Robert Service, well-known conservative historian of Russia, has undertaken a difficult task in attempting to write a concise and accessible history of Communism as a political reality. In "Comrades", he has succeeded remarkably well. The most important issue in any such history is of course that of the author's own political viewpoint, and this can easily lead the undertaking off the tracks by excessive zeal one way or another (I am myself a convinced Communist, which must be taken into account in this review). Service, as a conservative Briton working at the Hoover Institution of Stanford University (itself a well-known right-wing think tank), cannot be accused of having any sympathy with Communism whatsoever, and he makes this clear enough throughout the book. Not just is the general interpretation severely negative with regard to the Communist experience, and his commentary implying that it was dangerous lunacy to even attempt it anywhere in the first place, but he also regularly uses fairly strong hostile language about it, such as the repeated comparisons of Communism with an "infection" and a "virus" and so forth.
Nonetheless, it must be said that Service has done a surprisingly good job of sticking to the facts and trying to be as even-handed as he can probably muster. The most important thing here is that he is not guilty of the historiographical crime of omission, in only depicting negative or dubious episodes in Communist history, like the old Cold War school used to do, but he actually also spends time detailing improvements, valid arguments and realistic motives on the part of Communist parties and leaders. This is not to say that Service is ever convinced by them, and he makes this clear enough, but the fact that he did so greatly improves the utility of the book.
What's more, despite it being a hard task to summarize Communism in just a few hundred pages without unbalancing the story or leaving out essential elements, Service has done this as well as anyone could demand. Although the focus is still heavily on the USSR and to a lesser extent China, as one could expect, there is plenty of attention also to the Communists in Western Europe, in Latin America, in other Asian countries and even in Africa. There are two chapters dealing with Cuba, and the Warsaw Pact nations are described at length.

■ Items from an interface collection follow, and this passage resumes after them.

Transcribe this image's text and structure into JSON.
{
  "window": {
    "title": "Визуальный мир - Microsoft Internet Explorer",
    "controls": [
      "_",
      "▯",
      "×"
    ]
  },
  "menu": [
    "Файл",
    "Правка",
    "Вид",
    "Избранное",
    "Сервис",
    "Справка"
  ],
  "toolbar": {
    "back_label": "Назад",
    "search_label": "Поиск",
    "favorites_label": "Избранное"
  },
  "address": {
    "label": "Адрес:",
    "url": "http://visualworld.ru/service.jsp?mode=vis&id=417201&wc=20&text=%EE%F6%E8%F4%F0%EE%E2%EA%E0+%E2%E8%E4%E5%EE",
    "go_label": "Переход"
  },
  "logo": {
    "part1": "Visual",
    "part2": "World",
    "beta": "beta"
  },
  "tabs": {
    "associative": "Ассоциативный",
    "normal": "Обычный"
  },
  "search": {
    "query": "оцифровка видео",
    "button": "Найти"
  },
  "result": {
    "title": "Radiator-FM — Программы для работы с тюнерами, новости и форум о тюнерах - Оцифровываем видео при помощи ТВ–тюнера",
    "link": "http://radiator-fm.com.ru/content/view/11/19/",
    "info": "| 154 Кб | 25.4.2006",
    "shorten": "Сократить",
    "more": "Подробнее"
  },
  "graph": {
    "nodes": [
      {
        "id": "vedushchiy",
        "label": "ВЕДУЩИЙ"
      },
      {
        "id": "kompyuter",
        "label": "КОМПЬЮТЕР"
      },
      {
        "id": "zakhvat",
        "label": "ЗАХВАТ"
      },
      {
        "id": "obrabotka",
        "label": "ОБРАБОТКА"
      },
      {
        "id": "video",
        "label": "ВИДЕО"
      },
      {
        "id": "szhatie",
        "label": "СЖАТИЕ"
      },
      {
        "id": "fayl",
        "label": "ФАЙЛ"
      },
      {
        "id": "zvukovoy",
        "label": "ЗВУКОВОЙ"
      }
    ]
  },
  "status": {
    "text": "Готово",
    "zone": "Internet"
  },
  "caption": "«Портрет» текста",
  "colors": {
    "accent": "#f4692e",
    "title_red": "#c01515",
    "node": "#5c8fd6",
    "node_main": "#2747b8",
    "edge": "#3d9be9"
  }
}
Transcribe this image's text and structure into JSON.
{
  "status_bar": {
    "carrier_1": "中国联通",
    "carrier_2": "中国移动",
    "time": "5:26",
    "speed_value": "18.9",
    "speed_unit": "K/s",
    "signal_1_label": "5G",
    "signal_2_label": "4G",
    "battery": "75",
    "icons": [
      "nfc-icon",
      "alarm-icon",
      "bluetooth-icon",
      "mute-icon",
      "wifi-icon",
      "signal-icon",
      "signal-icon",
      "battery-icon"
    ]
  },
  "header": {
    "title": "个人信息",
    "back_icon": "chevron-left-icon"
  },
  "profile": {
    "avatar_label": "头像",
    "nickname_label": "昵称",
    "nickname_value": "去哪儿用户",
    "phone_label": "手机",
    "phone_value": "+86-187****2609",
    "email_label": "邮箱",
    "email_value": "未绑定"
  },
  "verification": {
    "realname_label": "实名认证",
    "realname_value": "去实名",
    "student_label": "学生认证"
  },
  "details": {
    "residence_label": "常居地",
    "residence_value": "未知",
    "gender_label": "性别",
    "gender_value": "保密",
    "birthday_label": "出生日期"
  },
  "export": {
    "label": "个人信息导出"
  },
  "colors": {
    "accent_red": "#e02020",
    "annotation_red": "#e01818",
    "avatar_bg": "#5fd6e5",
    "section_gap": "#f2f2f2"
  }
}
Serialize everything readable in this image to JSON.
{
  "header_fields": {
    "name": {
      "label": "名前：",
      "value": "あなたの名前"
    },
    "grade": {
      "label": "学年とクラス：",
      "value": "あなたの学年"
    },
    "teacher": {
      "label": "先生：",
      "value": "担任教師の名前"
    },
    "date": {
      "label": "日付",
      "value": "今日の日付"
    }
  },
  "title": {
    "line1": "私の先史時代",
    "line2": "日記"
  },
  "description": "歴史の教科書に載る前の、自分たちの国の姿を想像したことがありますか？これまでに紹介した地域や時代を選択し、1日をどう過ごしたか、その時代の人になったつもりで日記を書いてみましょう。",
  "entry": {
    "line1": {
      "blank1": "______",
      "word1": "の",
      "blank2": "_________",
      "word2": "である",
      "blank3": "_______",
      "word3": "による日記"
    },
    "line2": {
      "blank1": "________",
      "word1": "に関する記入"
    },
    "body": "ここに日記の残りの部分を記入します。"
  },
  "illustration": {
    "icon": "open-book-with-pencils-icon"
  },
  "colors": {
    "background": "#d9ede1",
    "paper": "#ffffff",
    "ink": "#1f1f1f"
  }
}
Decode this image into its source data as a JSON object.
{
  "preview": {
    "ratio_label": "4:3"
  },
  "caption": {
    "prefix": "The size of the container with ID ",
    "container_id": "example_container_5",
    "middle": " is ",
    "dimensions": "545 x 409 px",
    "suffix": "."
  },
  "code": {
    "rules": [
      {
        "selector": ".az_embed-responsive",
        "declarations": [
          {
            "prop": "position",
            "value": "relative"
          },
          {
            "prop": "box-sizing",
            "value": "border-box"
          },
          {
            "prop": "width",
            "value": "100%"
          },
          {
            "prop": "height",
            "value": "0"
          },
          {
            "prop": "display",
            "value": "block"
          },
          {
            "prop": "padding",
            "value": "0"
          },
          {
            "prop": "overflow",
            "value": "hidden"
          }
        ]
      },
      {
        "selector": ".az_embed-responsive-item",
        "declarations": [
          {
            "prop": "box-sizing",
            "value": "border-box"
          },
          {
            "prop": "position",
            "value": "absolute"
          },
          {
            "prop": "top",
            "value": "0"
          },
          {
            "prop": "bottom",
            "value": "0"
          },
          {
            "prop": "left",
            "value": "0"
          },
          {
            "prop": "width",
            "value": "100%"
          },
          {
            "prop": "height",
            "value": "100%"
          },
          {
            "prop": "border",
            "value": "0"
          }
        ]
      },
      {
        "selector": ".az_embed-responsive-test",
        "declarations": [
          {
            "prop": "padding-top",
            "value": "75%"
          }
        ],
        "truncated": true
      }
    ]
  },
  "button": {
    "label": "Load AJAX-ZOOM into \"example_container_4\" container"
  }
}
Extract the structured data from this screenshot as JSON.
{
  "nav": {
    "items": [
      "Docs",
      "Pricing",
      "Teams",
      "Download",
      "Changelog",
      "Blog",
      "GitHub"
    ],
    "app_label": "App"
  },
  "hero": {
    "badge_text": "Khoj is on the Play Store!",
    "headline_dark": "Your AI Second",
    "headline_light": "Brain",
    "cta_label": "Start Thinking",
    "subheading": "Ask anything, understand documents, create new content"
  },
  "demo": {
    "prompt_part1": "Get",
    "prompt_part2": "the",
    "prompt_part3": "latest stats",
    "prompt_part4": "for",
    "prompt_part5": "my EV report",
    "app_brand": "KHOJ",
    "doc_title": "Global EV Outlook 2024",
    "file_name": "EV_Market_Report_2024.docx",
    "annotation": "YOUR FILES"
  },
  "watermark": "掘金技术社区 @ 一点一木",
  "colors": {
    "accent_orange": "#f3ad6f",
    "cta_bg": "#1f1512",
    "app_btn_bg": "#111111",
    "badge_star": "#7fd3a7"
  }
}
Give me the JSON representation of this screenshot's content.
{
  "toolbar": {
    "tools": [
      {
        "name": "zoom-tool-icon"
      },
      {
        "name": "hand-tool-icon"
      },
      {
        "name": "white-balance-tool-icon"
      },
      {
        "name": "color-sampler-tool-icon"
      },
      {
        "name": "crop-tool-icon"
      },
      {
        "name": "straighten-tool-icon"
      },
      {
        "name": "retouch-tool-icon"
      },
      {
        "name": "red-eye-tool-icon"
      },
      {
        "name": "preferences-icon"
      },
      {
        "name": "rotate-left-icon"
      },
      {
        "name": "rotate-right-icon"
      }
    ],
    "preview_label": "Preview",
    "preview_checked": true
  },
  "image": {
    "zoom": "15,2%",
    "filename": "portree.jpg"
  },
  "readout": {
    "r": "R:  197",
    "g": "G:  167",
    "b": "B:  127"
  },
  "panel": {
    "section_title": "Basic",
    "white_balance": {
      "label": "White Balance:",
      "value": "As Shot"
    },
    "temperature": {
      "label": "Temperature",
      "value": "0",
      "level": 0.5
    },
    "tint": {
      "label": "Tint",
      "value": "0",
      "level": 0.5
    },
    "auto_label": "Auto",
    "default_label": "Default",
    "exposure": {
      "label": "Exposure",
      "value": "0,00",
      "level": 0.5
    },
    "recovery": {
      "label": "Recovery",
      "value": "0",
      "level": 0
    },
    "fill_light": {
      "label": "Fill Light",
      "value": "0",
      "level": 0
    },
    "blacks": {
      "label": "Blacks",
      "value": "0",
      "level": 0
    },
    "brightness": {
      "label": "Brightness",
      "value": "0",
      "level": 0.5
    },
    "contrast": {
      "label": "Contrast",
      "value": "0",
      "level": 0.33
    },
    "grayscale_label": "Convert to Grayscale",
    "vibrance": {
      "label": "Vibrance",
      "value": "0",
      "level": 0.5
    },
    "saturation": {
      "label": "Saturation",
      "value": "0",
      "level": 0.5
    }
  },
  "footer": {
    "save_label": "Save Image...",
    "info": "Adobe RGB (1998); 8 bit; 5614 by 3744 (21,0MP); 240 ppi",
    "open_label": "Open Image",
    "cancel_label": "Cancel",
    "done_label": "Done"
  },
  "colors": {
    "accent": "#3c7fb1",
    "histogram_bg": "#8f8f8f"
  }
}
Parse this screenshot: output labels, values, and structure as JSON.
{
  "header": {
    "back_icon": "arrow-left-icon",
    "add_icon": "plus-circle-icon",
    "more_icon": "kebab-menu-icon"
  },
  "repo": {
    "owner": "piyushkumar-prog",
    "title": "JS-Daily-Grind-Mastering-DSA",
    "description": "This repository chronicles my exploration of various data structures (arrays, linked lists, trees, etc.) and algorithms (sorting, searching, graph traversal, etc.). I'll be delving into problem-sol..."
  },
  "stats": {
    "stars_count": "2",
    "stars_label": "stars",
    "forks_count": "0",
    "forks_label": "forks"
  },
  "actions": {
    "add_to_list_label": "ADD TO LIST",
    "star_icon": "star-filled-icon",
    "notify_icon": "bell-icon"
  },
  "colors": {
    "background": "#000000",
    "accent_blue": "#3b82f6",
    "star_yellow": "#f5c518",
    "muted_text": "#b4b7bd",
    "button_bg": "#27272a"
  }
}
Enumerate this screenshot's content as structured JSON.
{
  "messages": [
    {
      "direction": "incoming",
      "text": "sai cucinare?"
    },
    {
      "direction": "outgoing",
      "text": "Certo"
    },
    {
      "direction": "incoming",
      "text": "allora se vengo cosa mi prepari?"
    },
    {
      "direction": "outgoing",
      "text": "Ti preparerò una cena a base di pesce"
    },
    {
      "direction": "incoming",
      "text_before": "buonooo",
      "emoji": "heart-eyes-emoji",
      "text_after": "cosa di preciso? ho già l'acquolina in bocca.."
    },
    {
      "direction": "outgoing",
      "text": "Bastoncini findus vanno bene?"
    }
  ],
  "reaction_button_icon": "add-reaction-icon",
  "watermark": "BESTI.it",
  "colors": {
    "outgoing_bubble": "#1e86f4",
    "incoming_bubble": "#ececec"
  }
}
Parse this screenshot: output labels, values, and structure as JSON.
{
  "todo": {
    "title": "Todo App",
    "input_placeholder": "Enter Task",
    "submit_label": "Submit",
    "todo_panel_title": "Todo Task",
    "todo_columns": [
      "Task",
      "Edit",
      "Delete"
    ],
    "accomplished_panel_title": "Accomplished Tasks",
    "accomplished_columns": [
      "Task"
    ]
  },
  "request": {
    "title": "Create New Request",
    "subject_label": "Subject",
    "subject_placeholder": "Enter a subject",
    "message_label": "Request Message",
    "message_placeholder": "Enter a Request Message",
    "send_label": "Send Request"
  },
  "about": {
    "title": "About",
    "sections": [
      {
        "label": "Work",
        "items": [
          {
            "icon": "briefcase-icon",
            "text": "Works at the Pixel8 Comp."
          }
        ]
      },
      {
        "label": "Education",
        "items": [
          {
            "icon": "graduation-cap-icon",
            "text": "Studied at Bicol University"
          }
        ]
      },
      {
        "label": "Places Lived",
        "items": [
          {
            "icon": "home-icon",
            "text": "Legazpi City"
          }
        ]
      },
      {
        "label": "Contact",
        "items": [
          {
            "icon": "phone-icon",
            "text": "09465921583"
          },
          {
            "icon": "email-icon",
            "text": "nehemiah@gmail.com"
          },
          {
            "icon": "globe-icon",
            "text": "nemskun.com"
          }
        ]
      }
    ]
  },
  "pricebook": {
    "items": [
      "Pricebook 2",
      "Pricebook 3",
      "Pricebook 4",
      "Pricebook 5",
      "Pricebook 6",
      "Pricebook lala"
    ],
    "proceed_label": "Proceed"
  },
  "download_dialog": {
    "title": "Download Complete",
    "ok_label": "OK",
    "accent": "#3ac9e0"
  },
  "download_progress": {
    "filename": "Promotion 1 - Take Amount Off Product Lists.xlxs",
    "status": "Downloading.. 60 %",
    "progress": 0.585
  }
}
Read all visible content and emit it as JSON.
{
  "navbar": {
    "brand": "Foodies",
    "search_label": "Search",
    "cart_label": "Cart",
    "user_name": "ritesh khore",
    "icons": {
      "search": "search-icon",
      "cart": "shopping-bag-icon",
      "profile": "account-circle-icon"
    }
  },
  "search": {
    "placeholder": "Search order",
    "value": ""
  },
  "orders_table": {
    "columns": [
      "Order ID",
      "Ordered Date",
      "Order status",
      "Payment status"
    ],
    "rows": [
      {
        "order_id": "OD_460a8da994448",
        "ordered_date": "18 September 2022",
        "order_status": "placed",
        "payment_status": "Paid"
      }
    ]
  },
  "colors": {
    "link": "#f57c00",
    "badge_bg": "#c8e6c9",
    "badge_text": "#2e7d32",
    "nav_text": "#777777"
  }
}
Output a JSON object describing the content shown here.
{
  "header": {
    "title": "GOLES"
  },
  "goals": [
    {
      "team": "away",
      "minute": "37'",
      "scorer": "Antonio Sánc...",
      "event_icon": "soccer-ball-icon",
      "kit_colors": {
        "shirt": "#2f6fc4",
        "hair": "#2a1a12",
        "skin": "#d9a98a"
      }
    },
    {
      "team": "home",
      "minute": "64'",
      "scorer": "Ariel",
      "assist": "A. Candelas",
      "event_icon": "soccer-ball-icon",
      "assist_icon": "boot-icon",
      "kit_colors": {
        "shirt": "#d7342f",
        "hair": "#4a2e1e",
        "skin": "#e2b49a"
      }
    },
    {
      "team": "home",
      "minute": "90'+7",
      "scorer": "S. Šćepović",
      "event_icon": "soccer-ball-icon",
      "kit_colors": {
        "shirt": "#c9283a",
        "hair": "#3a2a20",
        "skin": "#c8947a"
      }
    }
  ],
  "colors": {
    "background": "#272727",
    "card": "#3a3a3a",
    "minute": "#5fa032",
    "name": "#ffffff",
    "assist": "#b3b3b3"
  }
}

Service's background to the history in the form of his analyses of Marx&Engels and Lenin are reasonable, and he takes care to distinguish where applicable between the general viewpoints of Marx & Engels, Lenin and Stalin respectively, as well as between Stalin and Mao and their successors.
That said, not all is well. Service relies far too much on dubious and explicitly right-wing sources, some of them wholly unreliable or false (Chang & Halliday, Li Shizui, Conquest) or seriously slanted (Gaddis, Courtois etc.), while modern 'left' sources such as Fitzpatrick, Khlevniuk, Lewin and Meisner get short shrift relatively. Although he makes few real errors, there are still some discredited stories included, and especially near the end of the book his anti-Communism gets the better of him sometimes. Service also has little understanding of economics or the policy questions involved, and often just parrots Hoover Institution type viewpoints with little comprehension; he seems besides to have concluded a priori that even social-democratic policy necessarily leads to crisis and failure, despite at the same time insisting that the social-democratic road is supposedly the only way to achieve reforms as opposed to Communism. One wonders then if the people in the developing world are supposed to overthrow their elites by means of conservatism, according to the lights of Robert Service? Has liberalism or conservatism ever achieved this since 1848? Those sorts of greater questions of political and historical significance are too easily ignored, which makes Communism appear more as a stubborn aberration than it is.
Being a sympathizer with Communism in general, whether Leninist or otherwise, I can't say that reading Service's book is easy or entirely free of frustration. Nonetheless, if one takes into account what the world must look like from his point of view, Service has done a remarkably decent job in writing a history of what are essentially his enemies. Moreover, it can't hurt at all for Communists to read a history that acknowledges the same facts, as is necessary for any dialogue on the topic, but interprets them negatively where we would interpret them positively or hopefully: this can help enormously with keeping perspective, strengthening the arguments in defense, and recognizing past errors. For that reason and for its well-structured and concise writing, Service's book is useful reading, even if by no means the last word on the subject.